I make my living as a marketer, using content, advertising, and other digital and offline tactics and strategies to help promote products and services and grow companies. But I’m also interested in how things work and how they’re built, specifically software, apps, and websites.
Since I was kid, I always loved to play with computers and software. Case in point, around the year 2000, I owned a Compaq Presario pre-installed with Windows 98. In 2001, Microsoft released their revolutionary operating system, Windows XP, something that I knew I had to have on my Compaq. Not fully understanding how operating systems and software worked, I thought I could copy the OS files from my friend's computer (which had Windows XP) onto a floppy disk and transfer them to my computer (which had Windows 98) and upgrade to Windows XP. That method obviously got me nowhere. I eventually managed to get a Hewlett-Packard computer pre-installed with Windows XP. That was just the beginning of my curiosity about computers, software, and the web.
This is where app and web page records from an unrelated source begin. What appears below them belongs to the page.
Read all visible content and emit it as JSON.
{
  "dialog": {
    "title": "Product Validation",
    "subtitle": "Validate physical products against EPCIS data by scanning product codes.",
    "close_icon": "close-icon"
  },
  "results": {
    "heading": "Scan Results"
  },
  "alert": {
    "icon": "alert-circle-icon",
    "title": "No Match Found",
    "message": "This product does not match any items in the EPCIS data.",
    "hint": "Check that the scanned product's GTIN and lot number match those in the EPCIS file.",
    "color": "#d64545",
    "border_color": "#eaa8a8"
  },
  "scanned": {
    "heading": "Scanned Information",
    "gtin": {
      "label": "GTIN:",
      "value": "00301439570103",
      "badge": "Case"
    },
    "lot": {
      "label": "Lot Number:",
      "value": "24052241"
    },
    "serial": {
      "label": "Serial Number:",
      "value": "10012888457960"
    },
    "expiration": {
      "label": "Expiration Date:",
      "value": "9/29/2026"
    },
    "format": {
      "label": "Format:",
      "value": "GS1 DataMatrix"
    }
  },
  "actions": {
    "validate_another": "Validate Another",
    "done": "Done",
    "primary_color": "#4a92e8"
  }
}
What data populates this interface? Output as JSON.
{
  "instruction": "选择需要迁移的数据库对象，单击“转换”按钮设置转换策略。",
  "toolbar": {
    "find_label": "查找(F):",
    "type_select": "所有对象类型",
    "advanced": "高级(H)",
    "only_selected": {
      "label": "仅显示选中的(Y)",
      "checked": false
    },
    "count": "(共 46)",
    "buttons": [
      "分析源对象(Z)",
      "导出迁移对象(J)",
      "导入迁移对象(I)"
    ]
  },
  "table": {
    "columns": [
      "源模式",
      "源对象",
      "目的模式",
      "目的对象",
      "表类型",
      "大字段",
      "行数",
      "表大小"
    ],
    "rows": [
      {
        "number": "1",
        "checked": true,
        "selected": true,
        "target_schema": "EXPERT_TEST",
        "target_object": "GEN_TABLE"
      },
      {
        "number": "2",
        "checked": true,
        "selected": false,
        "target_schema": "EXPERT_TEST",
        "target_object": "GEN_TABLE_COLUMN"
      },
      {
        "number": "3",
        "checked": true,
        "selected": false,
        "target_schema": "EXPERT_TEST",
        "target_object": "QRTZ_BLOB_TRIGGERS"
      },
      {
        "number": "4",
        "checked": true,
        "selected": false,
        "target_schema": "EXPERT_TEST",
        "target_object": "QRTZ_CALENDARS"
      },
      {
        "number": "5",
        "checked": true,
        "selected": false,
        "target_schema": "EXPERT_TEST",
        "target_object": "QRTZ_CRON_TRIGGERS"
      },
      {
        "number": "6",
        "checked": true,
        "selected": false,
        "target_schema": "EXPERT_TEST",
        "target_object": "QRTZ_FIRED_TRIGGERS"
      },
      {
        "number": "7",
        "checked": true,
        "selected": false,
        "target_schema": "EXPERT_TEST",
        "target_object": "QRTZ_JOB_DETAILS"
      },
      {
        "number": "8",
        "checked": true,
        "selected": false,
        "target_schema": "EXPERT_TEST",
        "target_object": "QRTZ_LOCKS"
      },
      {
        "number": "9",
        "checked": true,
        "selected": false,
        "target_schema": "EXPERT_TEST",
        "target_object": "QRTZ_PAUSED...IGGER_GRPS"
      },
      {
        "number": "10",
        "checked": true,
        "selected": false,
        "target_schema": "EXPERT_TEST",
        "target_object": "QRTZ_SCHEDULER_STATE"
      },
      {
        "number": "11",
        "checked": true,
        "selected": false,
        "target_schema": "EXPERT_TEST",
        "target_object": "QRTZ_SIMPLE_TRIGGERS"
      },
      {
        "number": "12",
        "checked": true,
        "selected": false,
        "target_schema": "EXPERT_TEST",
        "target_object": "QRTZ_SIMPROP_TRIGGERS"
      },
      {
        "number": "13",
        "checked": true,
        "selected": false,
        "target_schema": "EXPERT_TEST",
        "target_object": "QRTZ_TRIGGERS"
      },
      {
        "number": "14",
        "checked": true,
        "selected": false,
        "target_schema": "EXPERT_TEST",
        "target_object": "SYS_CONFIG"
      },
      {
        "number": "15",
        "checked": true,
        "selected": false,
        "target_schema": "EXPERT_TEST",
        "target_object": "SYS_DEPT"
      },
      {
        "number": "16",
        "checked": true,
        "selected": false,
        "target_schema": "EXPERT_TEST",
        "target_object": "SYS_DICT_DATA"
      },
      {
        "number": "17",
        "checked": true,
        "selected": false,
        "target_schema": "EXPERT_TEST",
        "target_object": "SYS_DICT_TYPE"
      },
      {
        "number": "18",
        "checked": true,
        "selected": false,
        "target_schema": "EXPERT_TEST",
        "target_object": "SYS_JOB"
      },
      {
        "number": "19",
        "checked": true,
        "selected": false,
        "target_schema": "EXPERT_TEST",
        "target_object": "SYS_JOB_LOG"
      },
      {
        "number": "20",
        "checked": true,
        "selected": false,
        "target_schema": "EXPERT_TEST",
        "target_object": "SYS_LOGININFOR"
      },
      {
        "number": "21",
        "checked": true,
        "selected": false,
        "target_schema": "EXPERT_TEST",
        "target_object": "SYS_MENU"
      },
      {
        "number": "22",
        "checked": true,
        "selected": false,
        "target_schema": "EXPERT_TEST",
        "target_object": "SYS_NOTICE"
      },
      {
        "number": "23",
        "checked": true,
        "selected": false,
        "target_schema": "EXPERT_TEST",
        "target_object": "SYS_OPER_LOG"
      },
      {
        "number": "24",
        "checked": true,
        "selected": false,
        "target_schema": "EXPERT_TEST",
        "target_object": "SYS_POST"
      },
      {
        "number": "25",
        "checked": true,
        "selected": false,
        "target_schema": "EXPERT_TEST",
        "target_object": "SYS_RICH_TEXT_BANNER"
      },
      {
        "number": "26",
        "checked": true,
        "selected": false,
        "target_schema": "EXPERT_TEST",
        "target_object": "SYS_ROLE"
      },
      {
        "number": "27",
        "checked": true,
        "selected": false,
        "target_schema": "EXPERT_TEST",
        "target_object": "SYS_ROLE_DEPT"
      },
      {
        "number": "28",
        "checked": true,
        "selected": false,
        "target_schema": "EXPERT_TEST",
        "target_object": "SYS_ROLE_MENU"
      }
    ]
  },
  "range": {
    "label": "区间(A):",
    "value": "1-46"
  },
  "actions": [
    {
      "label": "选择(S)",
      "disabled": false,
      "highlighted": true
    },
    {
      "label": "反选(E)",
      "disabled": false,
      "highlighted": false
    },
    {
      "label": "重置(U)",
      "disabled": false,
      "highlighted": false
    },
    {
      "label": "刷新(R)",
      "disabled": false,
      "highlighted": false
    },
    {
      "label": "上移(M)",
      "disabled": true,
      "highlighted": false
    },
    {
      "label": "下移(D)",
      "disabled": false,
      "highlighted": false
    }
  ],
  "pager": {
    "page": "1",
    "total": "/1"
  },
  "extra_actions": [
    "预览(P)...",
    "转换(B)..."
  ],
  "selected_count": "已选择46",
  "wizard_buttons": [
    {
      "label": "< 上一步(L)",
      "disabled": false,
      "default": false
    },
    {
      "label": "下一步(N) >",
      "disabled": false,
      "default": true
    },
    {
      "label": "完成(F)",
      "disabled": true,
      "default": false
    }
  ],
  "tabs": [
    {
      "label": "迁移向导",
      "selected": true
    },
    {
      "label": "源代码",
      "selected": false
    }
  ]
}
This year, I'm taking my love for the web and technology a step further by learning how to code. It's something I've always wanted to do, but never fully committed to. Things are different this time around, as I now have the desire, motivation, confidence, and partial knowledge of programming languages, terms, and concepts to dedicate myself to improving my coding skills.
Why I'm Finally Taking The Plunge
Every day, I log on to Product Hunt and see a swarm of new features, products, and tools submitted for upvoting and commentary by the tech and startup community. I've been consistently impressed and inspired by what I've seen over the past few years. Not only are these products creative, some of them solve real issues that people face every day (some of them are borderline revolutionary for certain industries). As someone whose creative nature is and will always be a cornerstone of my personal and professional success, I'm motivated to get in on the tech product action and create something that potentially changes lives, helps people live or work better, makes me some money (to be honest), or just puts a smile on someone's face and makes them laugh.
I'm also intrigued by how I can become much more valuable to others (companies and individuals) by adding multiple programming languages to my repertoire of skills. I've worked and studied tirelessly over the past few years to build my breadth of knowledge when it comes to marketing. Adding multiple programming languages to my skillset is the icing on the cake and will lure many more opportunities my way. I'm always hungry to learn and grow, and coding is the obvious next step.
Why You Should Learn How To Code
Computer programming is too important and accessible to ignore. Some of the most revolutionary and advanced companies in our society are salivating for new developers and engineers, but are finding it difficult to find people with the appropriate skills. For example, Mark Zuckerberg once said, "Our policy at Facebook is literally to hire as many talented engineers as we can find. There just aren't enough people who are trained and have these skills today." This speaks to a larger problem in our education system, where only 40% of schools teach computer programming. Code.org is a great website to learn the current state of computer programming in our education system and what we can do to help current and future generations take full advantage of the technology.
But if you're contemplating coding as an adult, who is years into a career, just know that coding isn't the mythical skill you may think it is. There's a misperception that coding is hard to learn and only a select few can learn it and subsequently build something great. That's far from true. We all have the ability and the affordable (and sometimes free) resources to learn how to code. It's essential that we prioritize this in our personal lives, professional lives, businesses, and education system.
How I'm Doing It
Instead of continually dabbling into the source code of every website I can find (which I'm still going to do), I've signed up for Codecademy Pro ($19.99 per month) to put myself on a structured path filled with lessons, quizzes, and projects. I'll also be doing my usual reading and Googling of things that may not be so clear. My plan is to learn front-end development, create a web tool in May (idea is top secret), and then move to back-end development, and create a web application by the end of the year. Here's what I'm going to be learning over the next few months:
- HTML (I know this pretty well already)
- Ruby and Ruby on Rails
- SQL (A key language to learn for marketing and business)
- PHP (Those WordPress themes, though)
Here are some tools I've downloaded/signed up for so far to help me practice and build my first web tool:
- Adobe Brackets (Code editor #1)
- Atom (Code editor #2)
- Codecademy (What I'm using to beef up my knowledge)
- CodePen (A cool place to create, share, and discover front-end creations)
- GitHub (I mostly use this for work, but I'll now use it more often for personal projects)
- Web Maker Chrome Extension (A tool that allows you to work on code offline)
If you have any tool or resource recommendations, feel free to add them in the comments below.
So there it is, folks. I’m putting my hat in the basket and going all in. I'm aware of the reality that I won't be a pro over the night. It's going to take a lot of practice, Googling (it's a verb now, deal with it), asking around in communities, and creating shitty products. But I'm ready for the challenge. And if you know me, you know that I always do what I say I'm going to do. Stay tuned for my first web tool in May!